President Joe Biden will make the case for his $174 billion electric vehicle plan on Tuesday, calling for government grants for new battery production facilities during a visit to a Ford Motor electric vehicle plant in Michigan. He will also rule out consumer incentives for high-priced electric luxury models, according to a White House fact sheet reviewed by Reuters.
Two of Japan’s biggest automakers, Toyota (TM) and Honda (HMC), are recalling millions of cars over unrelated safety issues. Toyota said Tuesday it would recall 3.4 million cars, 2.9 million of which are in the United States, because of potentially defective equipment meant to protect passengers during a crash. In a separate announcement Tuesday, Honda said that it would recall 2.7 million cars: 2.4 million in the United States, and 300,000 in Canada.

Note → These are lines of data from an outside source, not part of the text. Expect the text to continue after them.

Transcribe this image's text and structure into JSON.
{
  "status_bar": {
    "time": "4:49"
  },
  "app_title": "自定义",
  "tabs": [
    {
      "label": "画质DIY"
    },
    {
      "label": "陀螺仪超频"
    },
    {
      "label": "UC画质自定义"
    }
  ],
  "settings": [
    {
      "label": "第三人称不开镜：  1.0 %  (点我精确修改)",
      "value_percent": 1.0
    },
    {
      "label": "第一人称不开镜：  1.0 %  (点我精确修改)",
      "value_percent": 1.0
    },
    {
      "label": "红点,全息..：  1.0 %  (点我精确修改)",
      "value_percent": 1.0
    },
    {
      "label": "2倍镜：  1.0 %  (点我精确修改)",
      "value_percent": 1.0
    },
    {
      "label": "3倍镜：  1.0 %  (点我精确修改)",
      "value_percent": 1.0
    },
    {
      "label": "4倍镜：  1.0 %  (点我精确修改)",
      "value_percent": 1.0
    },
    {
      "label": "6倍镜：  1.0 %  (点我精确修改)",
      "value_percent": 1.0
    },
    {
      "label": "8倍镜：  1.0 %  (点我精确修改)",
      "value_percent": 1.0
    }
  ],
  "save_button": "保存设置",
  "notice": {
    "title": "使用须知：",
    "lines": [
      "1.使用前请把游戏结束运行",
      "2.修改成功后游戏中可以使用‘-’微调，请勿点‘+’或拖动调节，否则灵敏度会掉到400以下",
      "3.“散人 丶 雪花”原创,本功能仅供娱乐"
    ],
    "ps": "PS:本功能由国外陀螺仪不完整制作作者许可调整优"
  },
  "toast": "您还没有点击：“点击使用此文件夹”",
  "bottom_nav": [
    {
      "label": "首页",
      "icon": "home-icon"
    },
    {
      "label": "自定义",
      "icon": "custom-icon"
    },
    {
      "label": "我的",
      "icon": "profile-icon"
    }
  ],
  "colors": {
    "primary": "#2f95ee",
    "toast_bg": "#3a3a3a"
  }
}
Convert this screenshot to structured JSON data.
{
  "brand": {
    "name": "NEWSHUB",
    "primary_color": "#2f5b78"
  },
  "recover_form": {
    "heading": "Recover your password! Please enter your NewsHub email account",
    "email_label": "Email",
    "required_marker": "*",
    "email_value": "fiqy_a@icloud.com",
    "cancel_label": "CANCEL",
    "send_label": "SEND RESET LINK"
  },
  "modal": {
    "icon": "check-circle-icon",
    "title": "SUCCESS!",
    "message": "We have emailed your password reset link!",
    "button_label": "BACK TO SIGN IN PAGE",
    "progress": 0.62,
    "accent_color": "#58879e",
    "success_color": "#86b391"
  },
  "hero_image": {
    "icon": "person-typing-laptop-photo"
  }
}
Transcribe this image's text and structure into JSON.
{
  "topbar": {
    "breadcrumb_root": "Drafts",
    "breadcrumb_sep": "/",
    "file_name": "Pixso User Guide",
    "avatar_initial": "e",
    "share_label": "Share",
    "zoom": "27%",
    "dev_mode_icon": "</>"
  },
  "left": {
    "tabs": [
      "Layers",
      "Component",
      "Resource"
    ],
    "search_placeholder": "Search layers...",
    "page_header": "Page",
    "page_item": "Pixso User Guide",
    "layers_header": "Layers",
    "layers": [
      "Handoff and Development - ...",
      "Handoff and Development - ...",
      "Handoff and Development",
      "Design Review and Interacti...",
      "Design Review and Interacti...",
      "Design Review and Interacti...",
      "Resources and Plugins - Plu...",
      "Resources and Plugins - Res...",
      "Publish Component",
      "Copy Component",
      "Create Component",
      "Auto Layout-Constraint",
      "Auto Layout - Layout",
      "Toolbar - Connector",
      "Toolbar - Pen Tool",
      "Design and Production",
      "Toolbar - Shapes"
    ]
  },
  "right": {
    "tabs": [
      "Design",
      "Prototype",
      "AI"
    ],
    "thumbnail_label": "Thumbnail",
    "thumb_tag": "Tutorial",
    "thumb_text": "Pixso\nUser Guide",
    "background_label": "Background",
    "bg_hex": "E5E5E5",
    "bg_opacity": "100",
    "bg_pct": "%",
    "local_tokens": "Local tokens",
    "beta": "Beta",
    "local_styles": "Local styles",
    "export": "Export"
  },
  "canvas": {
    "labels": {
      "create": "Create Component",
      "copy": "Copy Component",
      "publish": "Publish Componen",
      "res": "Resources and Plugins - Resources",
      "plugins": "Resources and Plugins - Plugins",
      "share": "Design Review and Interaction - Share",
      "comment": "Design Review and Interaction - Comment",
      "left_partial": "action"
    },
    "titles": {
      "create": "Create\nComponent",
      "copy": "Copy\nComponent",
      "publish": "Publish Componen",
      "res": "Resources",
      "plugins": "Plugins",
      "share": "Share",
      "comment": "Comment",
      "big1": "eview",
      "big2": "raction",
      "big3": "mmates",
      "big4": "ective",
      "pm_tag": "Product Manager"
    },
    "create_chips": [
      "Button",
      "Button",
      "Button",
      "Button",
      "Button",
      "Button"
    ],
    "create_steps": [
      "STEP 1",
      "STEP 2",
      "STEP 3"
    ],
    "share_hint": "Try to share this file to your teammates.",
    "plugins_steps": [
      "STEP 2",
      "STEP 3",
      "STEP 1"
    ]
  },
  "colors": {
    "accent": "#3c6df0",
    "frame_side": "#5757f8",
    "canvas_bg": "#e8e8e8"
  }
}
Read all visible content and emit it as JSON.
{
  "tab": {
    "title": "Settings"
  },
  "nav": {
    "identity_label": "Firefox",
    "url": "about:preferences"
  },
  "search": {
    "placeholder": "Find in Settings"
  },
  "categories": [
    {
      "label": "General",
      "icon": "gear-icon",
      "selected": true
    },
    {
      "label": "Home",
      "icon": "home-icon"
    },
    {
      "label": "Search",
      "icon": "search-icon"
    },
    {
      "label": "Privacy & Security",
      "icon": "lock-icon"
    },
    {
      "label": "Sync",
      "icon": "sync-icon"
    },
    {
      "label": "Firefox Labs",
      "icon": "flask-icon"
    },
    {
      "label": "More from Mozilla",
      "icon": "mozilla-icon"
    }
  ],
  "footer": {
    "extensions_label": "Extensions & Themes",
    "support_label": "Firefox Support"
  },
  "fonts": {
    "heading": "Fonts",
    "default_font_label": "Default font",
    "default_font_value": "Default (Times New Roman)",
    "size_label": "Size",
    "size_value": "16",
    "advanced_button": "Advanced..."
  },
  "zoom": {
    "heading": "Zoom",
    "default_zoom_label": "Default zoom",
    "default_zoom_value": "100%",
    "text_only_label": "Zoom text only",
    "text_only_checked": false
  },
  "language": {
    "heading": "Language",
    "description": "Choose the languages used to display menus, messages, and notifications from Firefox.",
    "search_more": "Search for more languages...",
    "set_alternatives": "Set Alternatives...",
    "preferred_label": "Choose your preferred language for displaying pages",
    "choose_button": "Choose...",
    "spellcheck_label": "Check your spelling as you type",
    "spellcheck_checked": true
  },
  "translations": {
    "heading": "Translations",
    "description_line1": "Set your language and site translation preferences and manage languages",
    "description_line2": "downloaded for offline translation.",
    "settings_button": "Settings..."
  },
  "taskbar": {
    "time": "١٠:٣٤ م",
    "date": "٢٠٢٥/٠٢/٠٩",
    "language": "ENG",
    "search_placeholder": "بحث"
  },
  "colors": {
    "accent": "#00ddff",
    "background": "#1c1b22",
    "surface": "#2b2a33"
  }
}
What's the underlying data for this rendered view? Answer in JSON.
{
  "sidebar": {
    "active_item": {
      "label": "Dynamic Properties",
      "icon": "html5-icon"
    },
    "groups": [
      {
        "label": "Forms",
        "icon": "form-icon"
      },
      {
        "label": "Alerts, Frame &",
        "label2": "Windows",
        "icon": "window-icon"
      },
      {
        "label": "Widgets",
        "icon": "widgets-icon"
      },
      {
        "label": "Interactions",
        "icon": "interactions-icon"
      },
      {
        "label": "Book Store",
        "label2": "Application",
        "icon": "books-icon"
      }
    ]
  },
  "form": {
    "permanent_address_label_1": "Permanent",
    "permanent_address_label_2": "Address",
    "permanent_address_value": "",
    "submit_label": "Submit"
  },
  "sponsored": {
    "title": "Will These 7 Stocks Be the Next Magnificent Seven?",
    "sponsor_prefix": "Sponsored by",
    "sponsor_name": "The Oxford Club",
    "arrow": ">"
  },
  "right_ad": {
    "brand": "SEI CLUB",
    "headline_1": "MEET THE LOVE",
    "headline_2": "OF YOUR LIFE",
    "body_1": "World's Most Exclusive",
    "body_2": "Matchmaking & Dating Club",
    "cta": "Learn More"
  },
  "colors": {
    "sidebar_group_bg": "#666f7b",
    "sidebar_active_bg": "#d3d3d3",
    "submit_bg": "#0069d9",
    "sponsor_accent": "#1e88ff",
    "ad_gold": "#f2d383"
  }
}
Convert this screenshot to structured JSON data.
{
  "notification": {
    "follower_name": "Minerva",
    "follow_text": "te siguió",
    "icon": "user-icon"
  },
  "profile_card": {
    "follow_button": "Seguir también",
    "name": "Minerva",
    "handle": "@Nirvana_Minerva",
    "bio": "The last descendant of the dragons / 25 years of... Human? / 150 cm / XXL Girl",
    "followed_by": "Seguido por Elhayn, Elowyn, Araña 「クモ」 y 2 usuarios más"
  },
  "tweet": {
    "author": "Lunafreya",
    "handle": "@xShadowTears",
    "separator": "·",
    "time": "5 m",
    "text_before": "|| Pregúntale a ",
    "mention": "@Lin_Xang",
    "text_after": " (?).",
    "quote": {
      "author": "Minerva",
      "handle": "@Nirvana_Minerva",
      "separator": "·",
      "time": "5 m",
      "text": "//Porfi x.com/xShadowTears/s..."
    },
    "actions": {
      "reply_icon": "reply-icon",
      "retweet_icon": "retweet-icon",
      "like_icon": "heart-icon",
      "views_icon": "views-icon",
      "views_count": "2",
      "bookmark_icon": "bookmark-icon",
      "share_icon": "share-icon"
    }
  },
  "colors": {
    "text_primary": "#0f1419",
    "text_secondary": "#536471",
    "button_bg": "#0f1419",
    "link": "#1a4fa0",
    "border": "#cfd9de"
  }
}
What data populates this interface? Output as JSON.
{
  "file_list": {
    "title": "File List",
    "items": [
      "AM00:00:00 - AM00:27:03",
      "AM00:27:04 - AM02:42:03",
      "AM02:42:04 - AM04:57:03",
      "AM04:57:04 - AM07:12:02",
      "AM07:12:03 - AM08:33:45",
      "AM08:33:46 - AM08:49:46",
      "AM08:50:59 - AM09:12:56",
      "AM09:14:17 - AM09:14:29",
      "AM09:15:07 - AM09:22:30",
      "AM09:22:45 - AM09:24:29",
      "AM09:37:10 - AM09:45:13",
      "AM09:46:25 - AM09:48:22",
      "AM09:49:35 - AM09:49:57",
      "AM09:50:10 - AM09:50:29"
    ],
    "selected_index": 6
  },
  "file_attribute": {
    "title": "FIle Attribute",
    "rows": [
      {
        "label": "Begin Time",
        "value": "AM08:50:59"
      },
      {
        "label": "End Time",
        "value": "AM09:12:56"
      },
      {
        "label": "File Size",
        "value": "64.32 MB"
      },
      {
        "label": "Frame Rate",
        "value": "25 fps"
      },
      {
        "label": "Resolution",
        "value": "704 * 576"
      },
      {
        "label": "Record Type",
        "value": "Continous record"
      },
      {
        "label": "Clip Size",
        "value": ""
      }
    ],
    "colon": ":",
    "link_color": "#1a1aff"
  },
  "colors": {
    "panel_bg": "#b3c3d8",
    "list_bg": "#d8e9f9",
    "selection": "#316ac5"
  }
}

Rupert Stadler the CEO of Volkswagen’s Audi division was arrested by German authorities on Monday in relation to the widening investigation into diesel cheating at Volkswagen. Stadler is being held indefinitely pending trial. The investigation began after the company was found to be using software to artificially lower vehicles’ emission levels during tests in 2015.
Electric vehicles produce less carbon dioxide than petrol cars across the vast majority of the globe – contrary to the claims of some detractors, who have alleged that the CO2 emitted in the production of electricity and their manufacture outweighs the benefits. Across the world, passenger road vehicles and household heating generate about a quarter of all emissions from the burning of fossil fuels.
The former chief executive of Volkswagen has been charged in Detroit over the company’s diesel emissions-cheating scandal. Martin Winterkorn was charged with wire fraud and conspiracy. The conspiracy charge was based on Winterkorn’s attempt to defraud Volkswagen’s American customers and violate the Clean Air Act. The charges against Winterkorn question the thoroughness of Volkswagen’s internal investigation.
Volvo has announced that they plan to ditch the traditional gasoline-based internal combustion engine and go battery powered by 2019, only 2 years away. Volvo said they would be releasing 5 new models of fully electric cars from 2019 to 2021. They plan to slowly stop producing their current gasoline powered cars until the company only produce electric, within the next few years.
Yesterday, General Motors announced their plans to go fully electric in a press conference in Detroit. Two all-electric vehicles will be introduced within the next 18 months, the first of at least 20 that will be launched by 2023. A new truck platform powered by hydrogen fuel cells is also under development.